Amish farm where our wagons are made
Recently Galen Lehman took several weeks off from his job as president of Lehman’s. He spent this time visiting suppliers and other businesses he knew and admired. The companies he visited ranged from 1 employee to 300 employees. Most were owned by Amish or Mennonite families. At each stop, he asked, “What is the secret of your success?” This is one of a series of postings about what he learned.
Modern wood cutting equipment run by hydraulic oil pressure to avoid electricity.
To visit our Amish wagon maker, you really must travel “over the river and through the woods.” His “factory” (really just converted farm buildings) is on the farm where he raises his family. All of his employees are family members.
This ensures a level of commitment to quality that you just won’t find from other manufacturers. Everyone wants to do a good job because everyone is in it together.
I talked to him about the seductiveness of growth.
“Our people,” he said, meaning the Amish, “like to keep things small.” I knew what he meant. Church rules banning electricity and computers make it very hard for companies to grow past 10 or so employees.
Giant diesel engine powers the hydraulic pump system and a generator to run the welders. Fuel cost: $1000/month.
The Amish like to keep things small because staying small means they can minimize undesirable contact with outsiders. Being able to provide employment and income for the entire family brings self-sufficiency. Family stands as a single unit, pulling in one direction.
In fact, when I arrived the first person I met was his teenage son. When I introduced myself, he said without resentment, “Let me get my dad. He’s the boss here.”
Paint room (parts are dipped to ensure thorough coverage)

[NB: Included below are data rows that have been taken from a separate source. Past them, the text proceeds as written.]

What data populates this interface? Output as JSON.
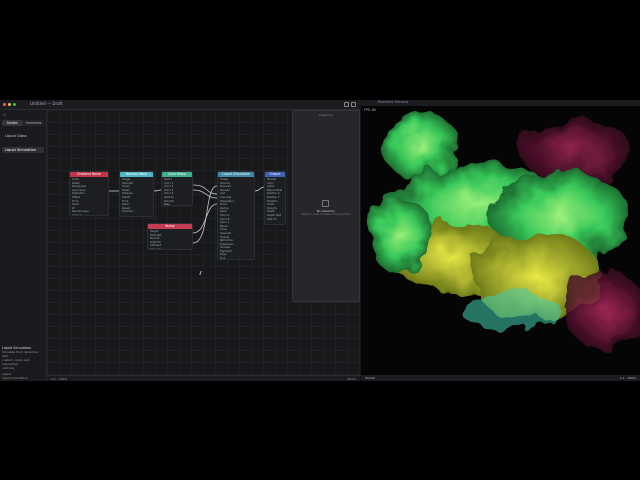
{
  "window": {
    "title": "Untitled — Draft",
    "preview_title": "Realtime Preview"
  },
  "sidebar": {
    "search_placeholder": "Q",
    "tabs": [
      "Nodes",
      "Variables"
    ],
    "items": [
      {
        "label": "Liquid Glass",
        "selected": false
      },
      {
        "label": "Liquid Simulation",
        "selected": true
      }
    ],
    "info_title": "Liquid Simulation",
    "info_lines": [
      "Simulate fluid dynamics with",
      "custom colors and interactive",
      "controls."
    ],
    "footer_items": [
      "Liquid",
      "Liquid Simulation"
    ]
  },
  "overlay": {
    "title": "Inspector",
    "message": "No selection",
    "sub": "Select a node to inspect its properties"
  },
  "nodes": [
    {
      "id": "n1",
      "title": "Gradient Noise",
      "color": "#c2344a",
      "rows": [
        "Scale",
        "Detail",
        "Roughness",
        "Lacunarity",
        "Distortion",
        "Offset",
        "Time",
        "Seed",
        "W",
        "Randomness",
        "Output"
      ]
    },
    {
      "id": "n2",
      "title": "Domain Warp",
      "color": "#4fb6c8",
      "rows": [
        "Image",
        "Strength",
        "Scale",
        "Detail",
        "Octaves",
        "Falloff",
        "Time",
        "Seed",
        "Speed",
        "Direction"
      ]
    },
    {
      "id": "n3",
      "title": "Color Ramp",
      "color": "#3fae8a",
      "rows": [
        "Factor",
        "Color 1",
        "Color 2",
        "Color 3",
        "Color 4",
        "Position",
        "Smooth",
        "Bias",
        "Clamp"
      ]
    },
    {
      "id": "n4",
      "title": "Bump",
      "color": "#c33b55",
      "rows": [
        "Height",
        "Strength",
        "Normal",
        "Light Dir",
        "Ambient",
        "Specular"
      ]
    },
    {
      "id": "n5",
      "title": "Liquid Simulation",
      "color": "#3f8aa8",
      "rows": [
        "Image",
        "Velocity",
        "Pressure",
        "Density",
        "Curl",
        "Viscosity",
        "Dissipation",
        "Force",
        "Radius",
        "Splat",
        "Color A",
        "Color B",
        "Color C",
        "Bloom",
        "Gloss",
        "Specular",
        "Fresnel",
        "Refraction",
        "Dispersion",
        "Shadow",
        "Highlight",
        "Edge",
        "Tint",
        "Iterations",
        "Resolution",
        "Sunrays",
        "Output"
      ]
    },
    {
      "id": "n6",
      "title": "Output",
      "color": "#3d5fb8",
      "rows": [
        "Shader",
        "Color",
        "Alpha",
        "Blend Mode",
        "Position X",
        "Position Y",
        "Rotation",
        "Scale",
        "Opacity",
        "Depth",
        "Depth Test",
        "Post FX"
      ]
    }
  ],
  "status": {
    "left": "1:1 · 100%",
    "right": "Zoom"
  },
  "preview": {
    "fps": "FPS: 60",
    "footer_left": "Shader",
    "footer_right": "1:1 · 100%"
  },
  "colors": {
    "accent_green": "#47d36b",
    "accent_pink": "#c3246a",
    "accent_yellow": "#c8c82a"
  }
}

While he fetched his dad, I weighed his words. What was the meaning behind them? Dad rules the roost? Dad’s a bully who demands respect? Once I met the “boss”, I knew for certain it could not be the latter. He was one of the gentlest men I ever met. I finally concluded that it was just the sons way of humbly stating, “I honor my father,” and, “This is a family business.”
His father told me that at one time they had as many as three employees. But, he didn’t think that worked very well. He found them hard to manage and hard to motivate. In the end, he felt that working with family was just a lot more fun.
Final assembly. Here pneumatic pressure is used for power tools.
And, this is a family that knows how to have fun while they work.
The sign below is displayed in their display area. I asked his wife if it was true that he made a lot of mistakes. Without hesitation or a trace of false humility, she laughed and said, “We all make mistakes!”